Franz Boas has been considered by many as the "Father of American Anthropology", as he was a pioneer in breaking down the American isolationism, intolerance and misinformation about and biological diversity and linguistics.
Born in Minden, Westphalia, Germany, in 1858, from a Jewish family, Boas early thinking was based on the ideals of the 1848 German revolution and followed his parents’ intellectual freedom (Stocking, 1974). However, Boas did not set out with the specific ambition to study human cultures, and after attending the universities of Heidelberg, Bonn and Kiel, in 1881 he earned a PhD. in Physics, with a minor in geography. Marked by the influence of Rudolf Virchow,

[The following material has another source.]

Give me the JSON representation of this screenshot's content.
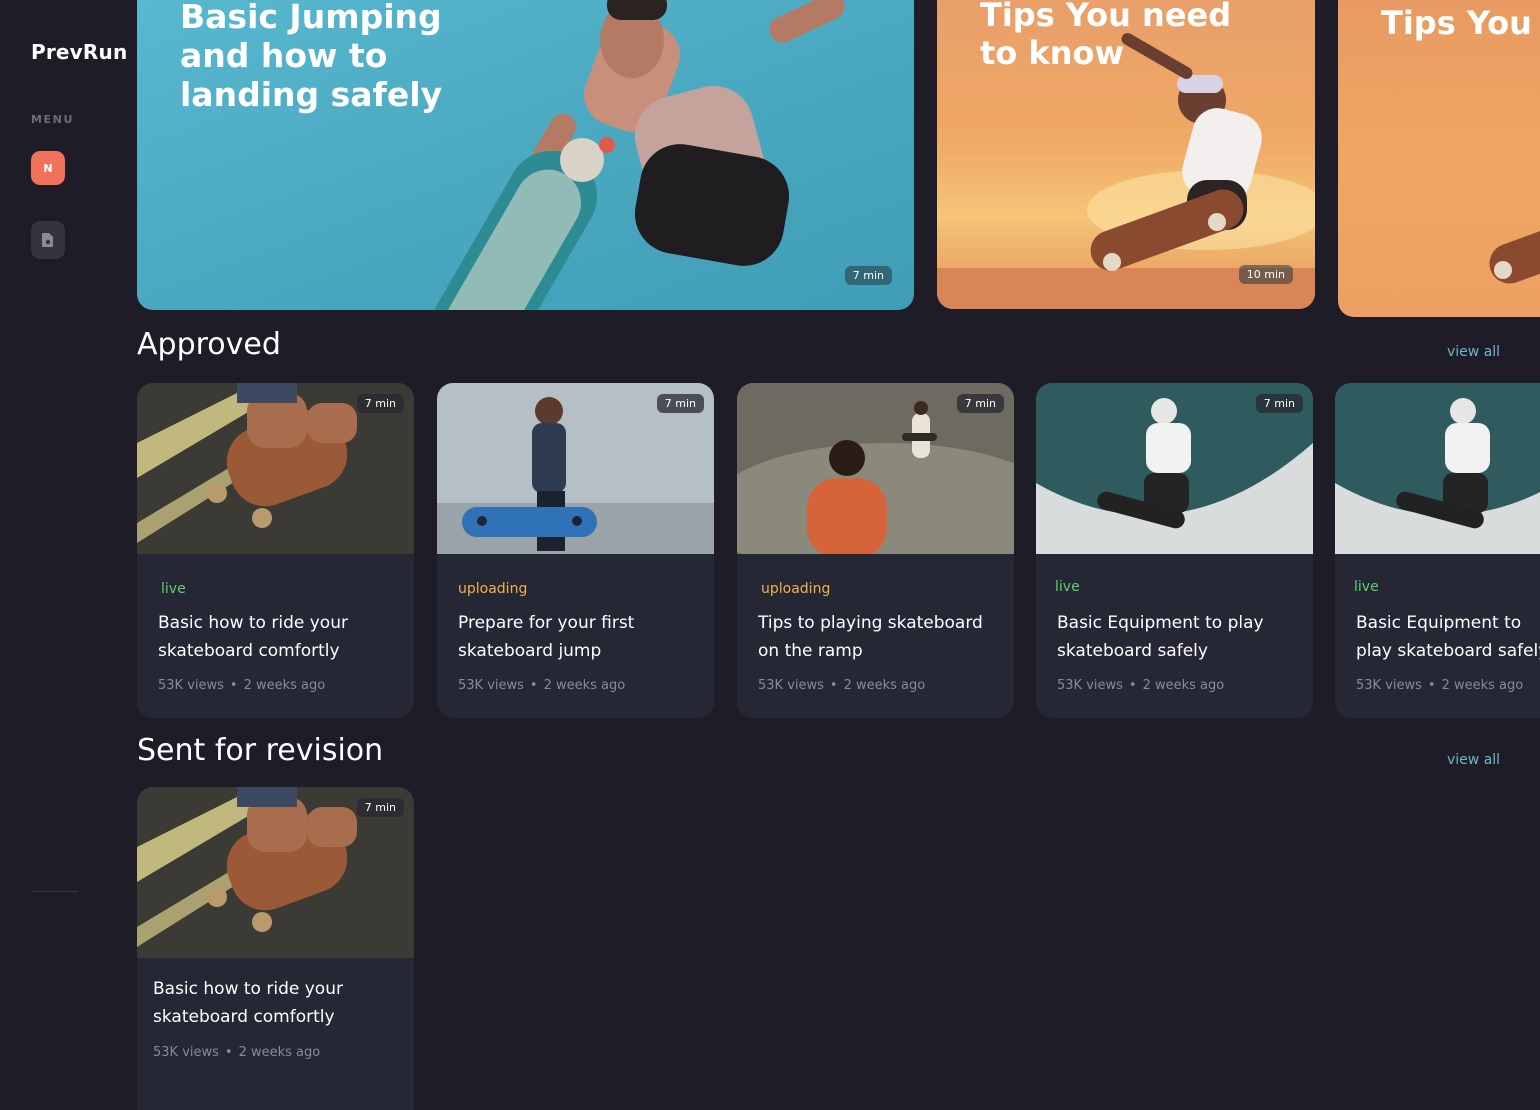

who led the founding of the Berliner Gesellshaft für Anthropologie, Ethnologie und Urgeschichte (Berlin Society of Anthropology, Ethnology and Prehistory), his academic formation gave Boas a strong liberal tradition and an attitude towards race, which rejected the theories that recognized the existence of racial hierarchies based on cultural differences (Stocking, 1974). In 1883, as part of his training at the University of Heidelberg, Boas set out on his first expedition with the two gains of mapping the Canadian Arctic coastline and indulging his new interest in culture, which as a result of the journey, became interest in finding what determines human behaviour. "A year of life spent as an Eskimo among Eskimos", Boas (1938, p. 202) said, "had a profound influence upon the development of my views, […] because it led me away from my former interests and towards the desire to understand what determines the behaviour of human beings." His study of indigenous people, of their appearance, their language and traditions, allowed him to overcome the concept learnt as a geographer, that culture is shaped exclusively by the environment, recognizing the importance of language as a determinant as well. Language indeed, is more than simply a mean to make yourself understood, but it is part of the essence of the culture, as a vehicle to transmit cultural identities (Stocking, 1974).

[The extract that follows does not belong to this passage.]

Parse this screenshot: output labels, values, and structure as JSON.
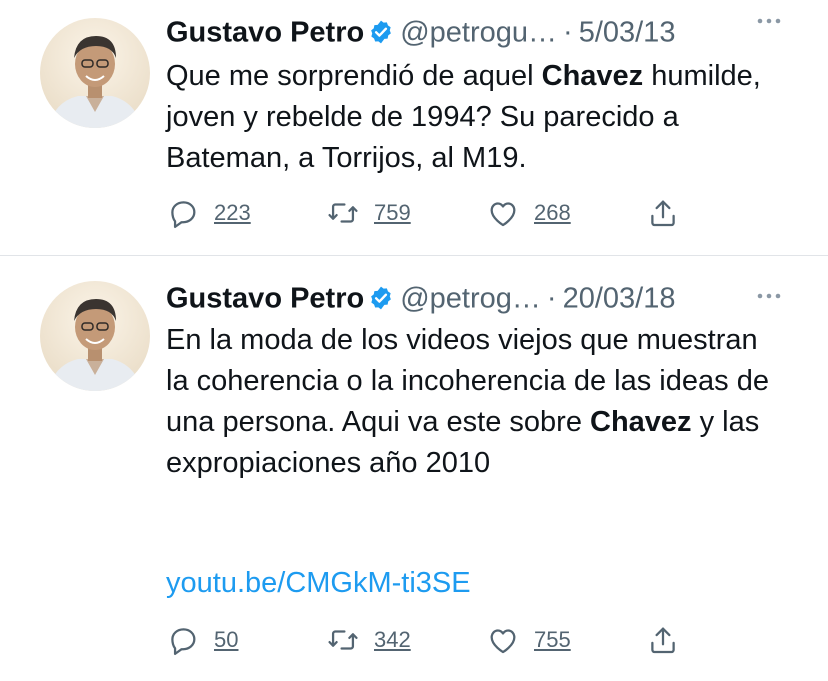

Anthropology was beginning to take form and develop when Boas entered the picture. It offered him an opportunity to get some ideas of the dynamics of culture, their growth, development, adaptations, and of many other aspects fundamental to understand your own culture and way of life, as well as the perfect mean to help better the human condition by eliminating ignorance. Following the example of Malinowski, at a time in which Anthropology was mostly peopled by untrained adventurers and armchair philosophers, Boas brought the methodology of natural sciences into fieldwork, believing that a meticulous and direct collection of ethnographic data, along with living among the people studied, were essential factors to develop an accurate description of another culture (Helm, 2001). However, unlike Malinowski, who did not believed in historical reconstructions, Boas used a historical method and refused...